══ SUPPLIED INFORMATION ══
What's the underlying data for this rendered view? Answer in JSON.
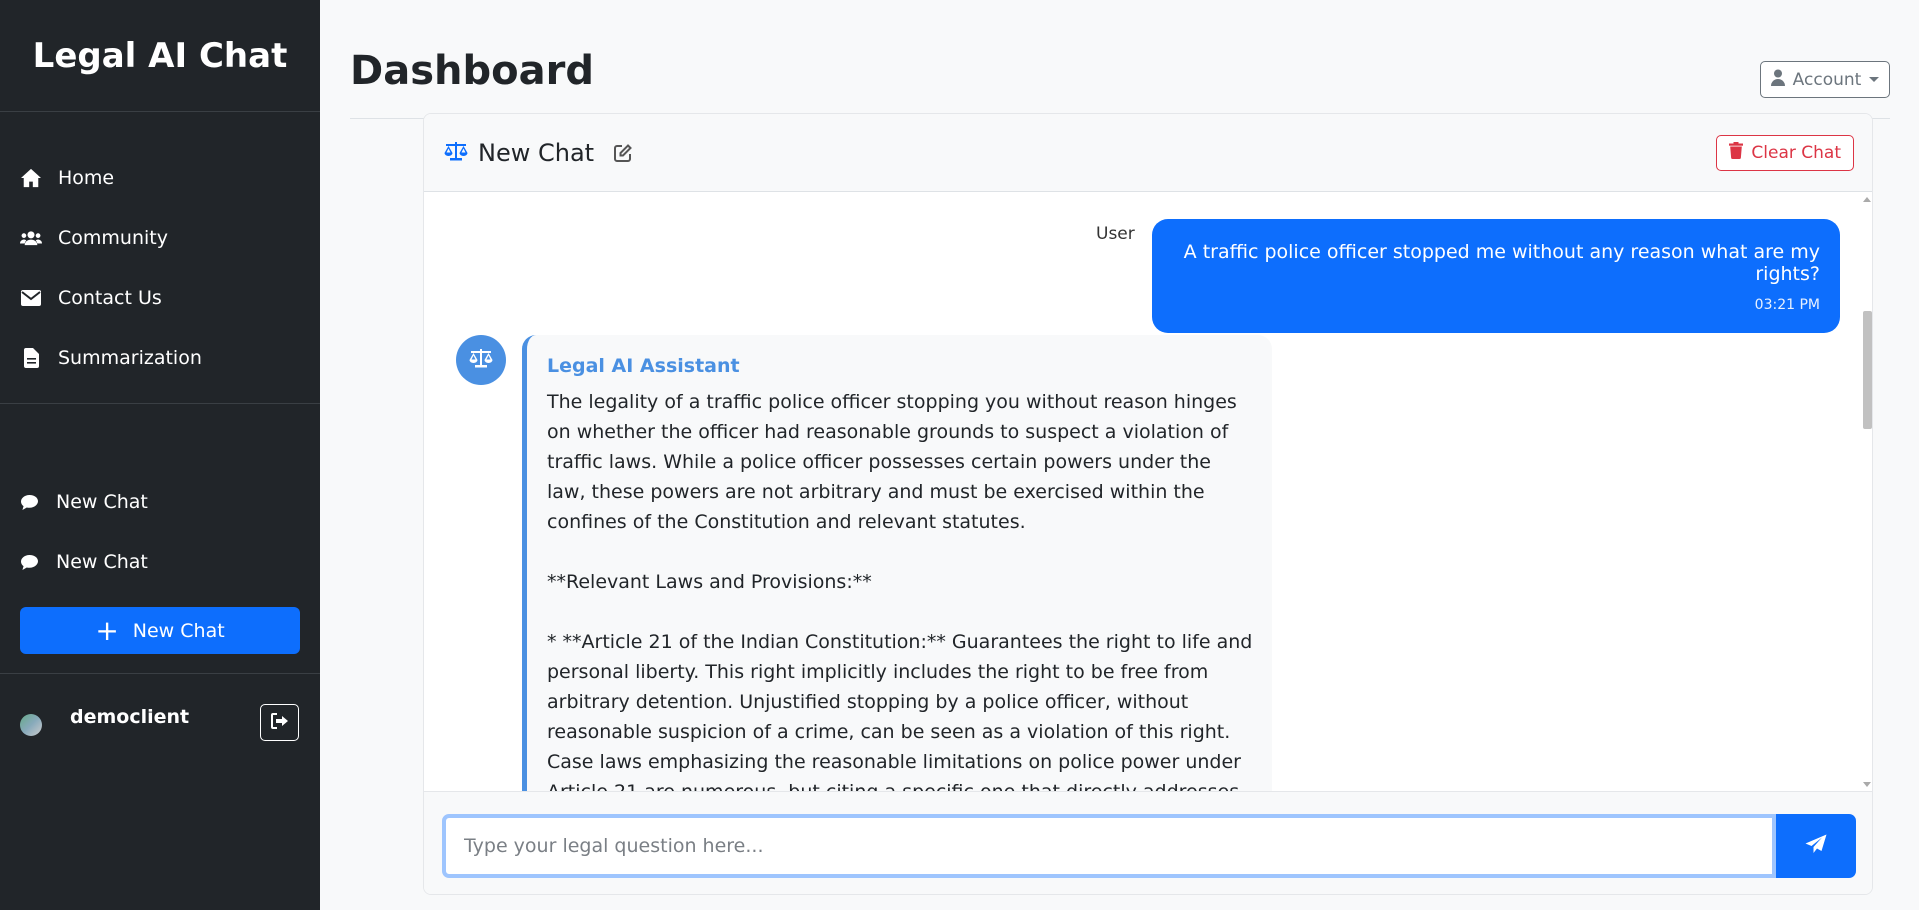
{
  "sidebar": {
    "brand": "Legal AI Chat",
    "nav": [
      {
        "label": "Home",
        "icon": "home-icon"
      },
      {
        "label": "Community",
        "icon": "users-icon"
      },
      {
        "label": "Contact Us",
        "icon": "envelope-icon"
      },
      {
        "label": "Summarization",
        "icon": "document-icon"
      }
    ],
    "chats": [
      {
        "label": "New Chat",
        "icon": "chat-bubble-icon"
      },
      {
        "label": "New Chat",
        "icon": "chat-bubble-icon"
      }
    ],
    "new_chat_button": "New Chat",
    "username": "democlient"
  },
  "header": {
    "title": "Dashboard",
    "account_label": "Account"
  },
  "chat": {
    "title": "New Chat",
    "clear_label": "Clear Chat",
    "user_message": {
      "avatar_alt": "User",
      "text": "A traffic police officer stopped me without any reason what are my rights?",
      "time": "03:21 PM"
    },
    "ai_message": {
      "sender": "Legal AI Assistant",
      "text": "The legality of a traffic police officer stopping you without reason hinges on whether the officer had reasonable grounds to suspect a violation of traffic laws. While a police officer possesses certain powers under the law, these powers are not arbitrary and must be exercised within the confines of the Constitution and relevant statutes.\n\n**Relevant Laws and Provisions:**\n\n* **Article 21 of the Indian Constitution:** Guarantees the right to life and personal liberty. This right implicitly includes the right to be free from arbitrary detention. Unjustified stopping by a police officer, without reasonable suspicion of a crime, can be seen as a violation of this right. Case laws emphasizing the reasonable limitations on police power under Article 21 are numerous, but citing a specific one that directly addresses this scenario of arbitrary"
    },
    "input_placeholder": "Type your legal question here..."
  },
  "colors": {
    "sidebar_bg": "#212529",
    "primary": "#0d6efd",
    "ai_accent": "#4a90e2",
    "danger": "#dc3545"
  }
}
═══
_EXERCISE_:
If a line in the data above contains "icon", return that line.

_PROBLEM SOLUTION_:
        "icon": "home-icon"
        "icon": "users-icon"
        "icon": "envelope-icon"
        "icon": "document-icon"
        "icon": "chat-bubble-icon"
        "icon": "chat-bubble-icon"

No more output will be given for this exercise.